June 21, 2024
Close this search box.
Close this search box.
June 21, 2024
Close this search box.

Linking Northern and Central NJ, Bronx, Manhattan, Westchester and CT

A Show of Care. A Show of Love. A Show of Support.

My twin and I share a lot of things. But not everything.

I’m Shua, and I’m 9. My twin, Eli, and I share clothes, balls and bags of chips. But we don’t share doctors, or teachers, or books. That’s because I have cerebral palsy, and Eli doesn’t. That means he goes to a regular yeshiva, but a special handicap-accessible bus takes me to my special school every day. And when strangers can’t understand my words and keep saying “What? What?” Eli steps in and repeats the sentence more clearly.

Sometimes, I wish I had what Eli has. I want to read big-boy books and hit baseballs across the lawn. I want to ride a bike down the hill and dive into the pool at my aunt’s house. And I don’t want people to stare at me or talk to me funny.

But there’s one awesome thing I have that Eli doesn’t. I get to go to Camp HASC every summer. And for those two months, I do all the fun stuff I dream about all year. My counselors treat me like their best friend and those amazing friendships make every sad feeling disappear.

They call it something fancy. Like “cognitive impairment,” I think.

Or maybe “cognitive delays”? Either way, that’s what I have. I’m Leah, but everyone calls me Lele. I was born with autism, so I don’t act like other kids my age. It’s hard for me to explain it, but I know I’m different.

Sometimes people do googly eyes at me. Sometimes they whisper about me. And sometimes they think I can’t see when they point at me.

Except in the summer. When I go to Camp HASC, everyone is different, but we all feel the same. We are all like sisters and brothers, and we all fit in. I don’t feel like a kid with autism. I just feel like a lucky HASC camper! Lots of times in the winter when things are cold and hard, I think about the upcoming summer and I just want to dance in anticipation.

My mother says there’s a special sparkle in my eyes. Especially in the summer.

What does it mean to “melt a heart”? Because I once heard my mother say, “Duvi’s smile can melt your heart.” And my eyes have a sparkle—I know because I checked in the mirror.

Do you know what Down Syndrome is? I do. I have it.

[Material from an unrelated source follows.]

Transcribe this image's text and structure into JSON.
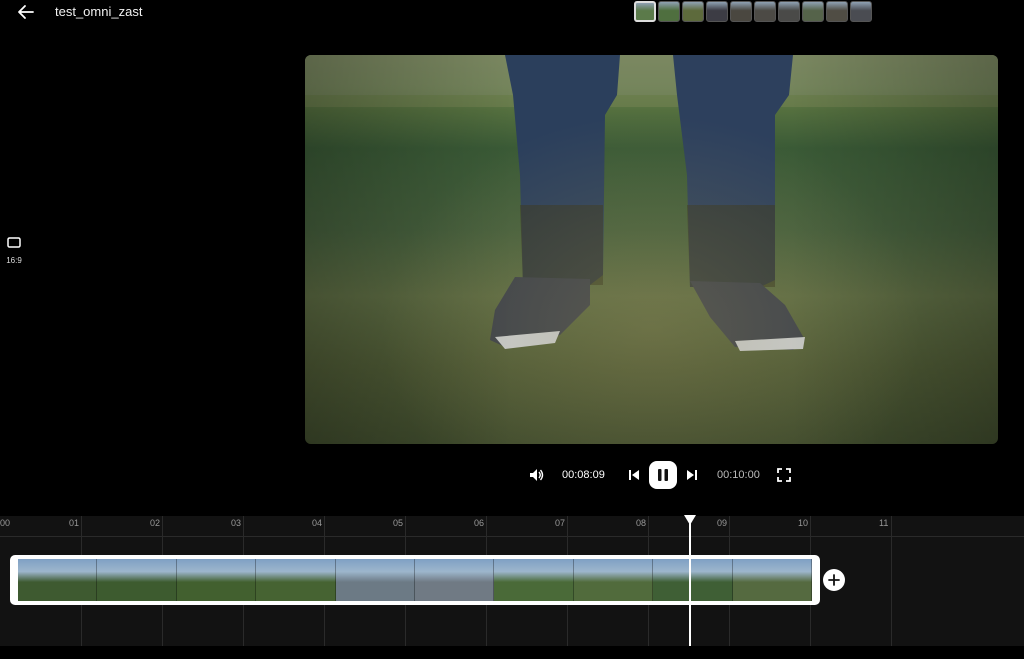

You know how during COVID you just want to feel normal? Everything feels so different, and you just want to be free?

That’s how I feel sometimes. I’m 17 already, and I watch big boys like me learning Gemara, getting their licenses and going on vacation with their friends. I want that, too, but I understand that Hashem made me the way I am.

That’s why I go on Zoom with a special rebbi every day, the same one who taught me for my bar mitzvah. He’s also the one who told my parents to send me to Camp HASC.

And that’s where my eyes really sparkle. I wait all year for the chance to meet my best friends, the ones who really understand me and want the best for me.

And the best part? Sometimes I learn in the morning in the Camp HASC Kollel, where I taste a bit of Gemara. It’s geshmak!

These are the voices we share. We each march to our own drum, but the melody we create is woven of so many different experiences—and so many different triumphs. And we are all better for sharing them.

At Camp HASC, we don’t need to apologize for who we are. And we can beat the odds. It’s where everyone belongs. And everyone finds a special piece of themselves. This is we.

Some people call it magic. We call it HASC.

Ready to experience “This is we”—a show of love, a show of care, a show of support?

Stay tuned. It’s coming, and it’s huge.

By Shevi Handelsman


Leave a Comment

Most Popular Articles